Task goal: Please repeat the records beneath this task exactly as they appear, but skip the images.

Interface dataset entries
/---

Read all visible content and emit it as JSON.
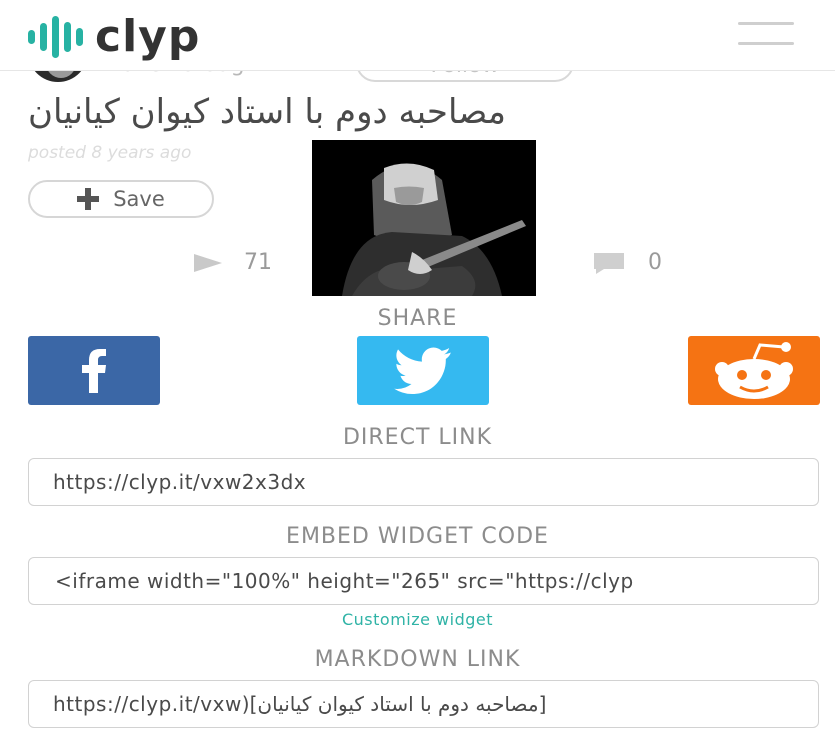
{
  "app": {
    "logo_text": "clyp",
    "brand_color": "#27b2a3"
  },
  "header": {
    "menu_icon": "hamburger-icon"
  },
  "author": {
    "name": "Laris Foroughi",
    "follow_label": "Follow"
  },
  "track": {
    "title": "مصاحبه دوم با استاد کیوان کیانیان",
    "posted": "posted 8 years ago",
    "save_label": "Save",
    "plays": "71",
    "comments": "0"
  },
  "share": {
    "heading": "SHARE",
    "facebook_color": "#3b67a6",
    "twitter_color": "#35b9f0",
    "reddit_color": "#f57313"
  },
  "links": {
    "direct_heading": "DIRECT LINK",
    "direct_value": "https://clyp.it/vxw2x3dx",
    "embed_heading": "EMBED WIDGET CODE",
    "embed_value": "<iframe width=\"100%\" height=\"265\" src=\"https://clyp",
    "customize_label": "Customize widget",
    "markdown_heading": "MARKDOWN LINK",
    "markdown_value": "[مصاحبه دوم با استاد کیوان کیانیان](https://clyp.it/vxw"
  }
}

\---

Response to this exercise:
Read all visible content and emit it as JSON.
{
  "app": {
    "logo_text": "clyp",
    "brand_color": "#27b2a3"
  },
  "header": {
    "menu_icon": "hamburger-icon"
  },
  "author": {
    "name": "Laris Foroughi",
    "follow_label": "Follow"
  },
  "track": {
    "title": "مصاحبه دوم با استاد کیوان کیانیان",
    "posted": "posted 8 years ago",
    "save_label": "Save",
    "plays": "71",
    "comments": "0"
  },
  "share": {
    "heading": "SHARE",
    "facebook_color": "#3b67a6",
    "twitter_color": "#35b9f0",
    "reddit_color": "#f57313"
  },
  "links": {
    "direct_heading": "DIRECT LINK",
    "direct_value": "https://clyp.it/vxw2x3dx",
    "embed_heading": "EMBED WIDGET CODE",
    "embed_value": "<iframe width=\"100%\" height=\"265\" src=\"https://clyp",
    "customize_label": "Customize widget",
    "markdown_heading": "MARKDOWN LINK",
    "markdown_value": "[مصاحبه دوم با استاد کیوان کیانیان](https://clyp.it/vxw"
  }
}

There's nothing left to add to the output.